Professor to tackle 'social construction' of the football manager
The lecture, which will get underway at 6pm on Wednesday 26 February in the Rose Bowl, will see Professor Wagg offer a brief historical and analytical narrative of the football manager, drawing on past writing and current conjecture.
Professor Wagg, who will also be looking at the role the press has played in shaping football managers' personae, commented: "Crucially, although they often appear to be victims of fate, football managers will always be thought, and must believe themselves to be, the arbiters of it. People are always firing football managers - in fact their hold on a particular job becomes more tenuous by the season: seven League managers were sacked in the eight days that spanned November 25 - December 2, 2013. But nobody questions the need for them or the notion that, in principle, they can ordain the results of football matches - in Herbert Chapman's phrase, 'organise victory'.
"The football manager is a comparatively recent invention - a social construction - and the last 50 years has seen a growing gallery of great team-makers. Indeed, contemporary football managers now serve as all-purpose celebrities and repositories of cultural myth."

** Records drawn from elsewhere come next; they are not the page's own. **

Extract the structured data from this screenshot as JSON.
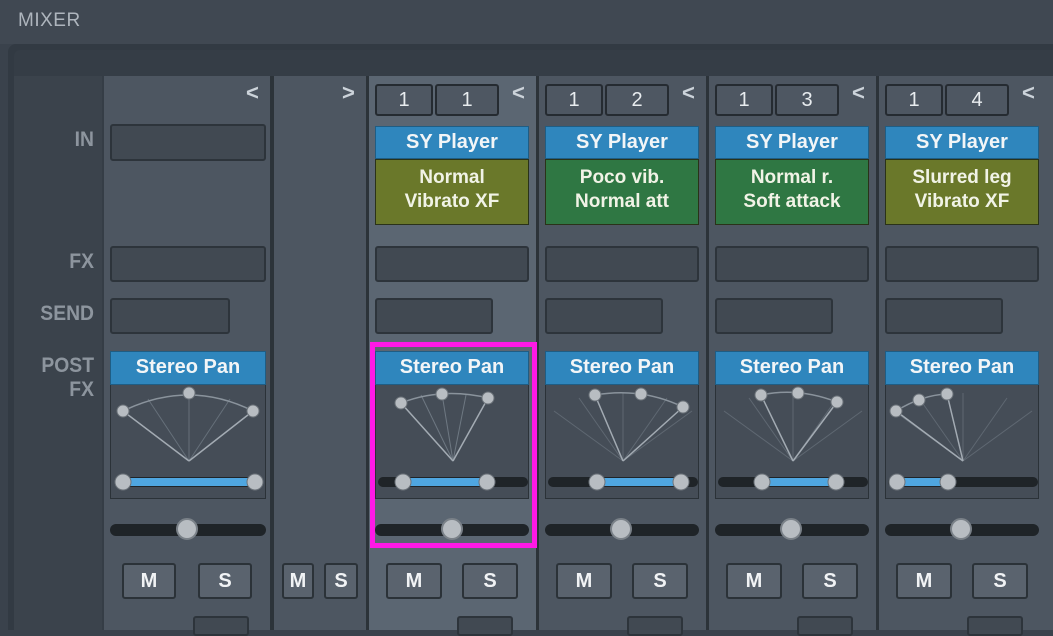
{
  "window": {
    "title": "MIXER"
  },
  "row_labels": {
    "in": "IN",
    "fx": "FX",
    "send": "SEND",
    "post_fx": "POST FX"
  },
  "master": {
    "collapse": "<",
    "plugin": "Stereo Pan",
    "mute": "M",
    "solo": "S"
  },
  "aux": {
    "expand": ">",
    "mute": "M",
    "solo": "S"
  },
  "channels": [
    {
      "collapse": "<",
      "port": "1",
      "channel": "1",
      "instrument": "SY Player",
      "preset_line1": "Normal",
      "preset_line2": "Vibrato XF",
      "preset_color": "#6a782a",
      "plugin": "Stereo Pan",
      "mute": "M",
      "solo": "S"
    },
    {
      "collapse": "<",
      "port": "1",
      "channel": "2",
      "instrument": "SY Player",
      "preset_line1": "Poco vib.",
      "preset_line2": "Normal att",
      "preset_color": "#2f7743",
      "plugin": "Stereo Pan",
      "mute": "M",
      "solo": "S"
    },
    {
      "collapse": "<",
      "port": "1",
      "channel": "3",
      "instrument": "SY Player",
      "preset_line1": "Normal r.",
      "preset_line2": "Soft attack",
      "preset_color": "#2f7743",
      "plugin": "Stereo Pan",
      "mute": "M",
      "solo": "S"
    },
    {
      "collapse": "<",
      "port": "1",
      "channel": "4",
      "instrument": "SY Player",
      "preset_line1": "Slurred leg",
      "preset_line2": "Vibrato XF",
      "preset_color": "#6a782a",
      "plugin": "Stereo Pan",
      "mute": "M",
      "solo": "S"
    }
  ],
  "colors": {
    "accent_blue": "#2f86bd",
    "highlight": "#ff19e6",
    "range_bar": "#4fa6e0"
  }
}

In a 30-year career Professor Wagg has written on a number of subjects. The football manager was one of his first research interests and he has returned to this topic periodically ever since.
He joined the Carnegie Faculty at Leeds Metropolitan University in 2006. Previously he taught in further education and at Leicester and Roehampton Universities.
His first foray into academic writing was called 'Whatever He said to Them at Half-Time, It Certainly Did the Trick: A Social History of the Football Manager'. It was published in 1983 and was based on a talk he'd given at what was then Sheffield Polytechnic the year before. Professor Wagg's inaugural lecture is a re-visitation of this theme.
In the intervening thirty years, Professor Wagg has written regularly on the politics of sport, of childhood, of comedy, of leisure and of popular music - his five chief interests. This year he plans to write a short book on the politics of London 2012.
At Leeds Met he has taught classes on the mass media, on sport history and on the politics of international sport. He has also collaborated on research projects and publications with a number of colleagues in the Carnegie Faculty, notably Dr Peter Bramham, Professor Karl Spracklen and Dr Brett Lashua. His work on sport and the Cold War - with Professor David Andrews on the University of Maryland - has brought invitations for him to speak in Germany and Russia.
If you would like to tweet during the lecture, you can do so using the hashtag #profstephenwagg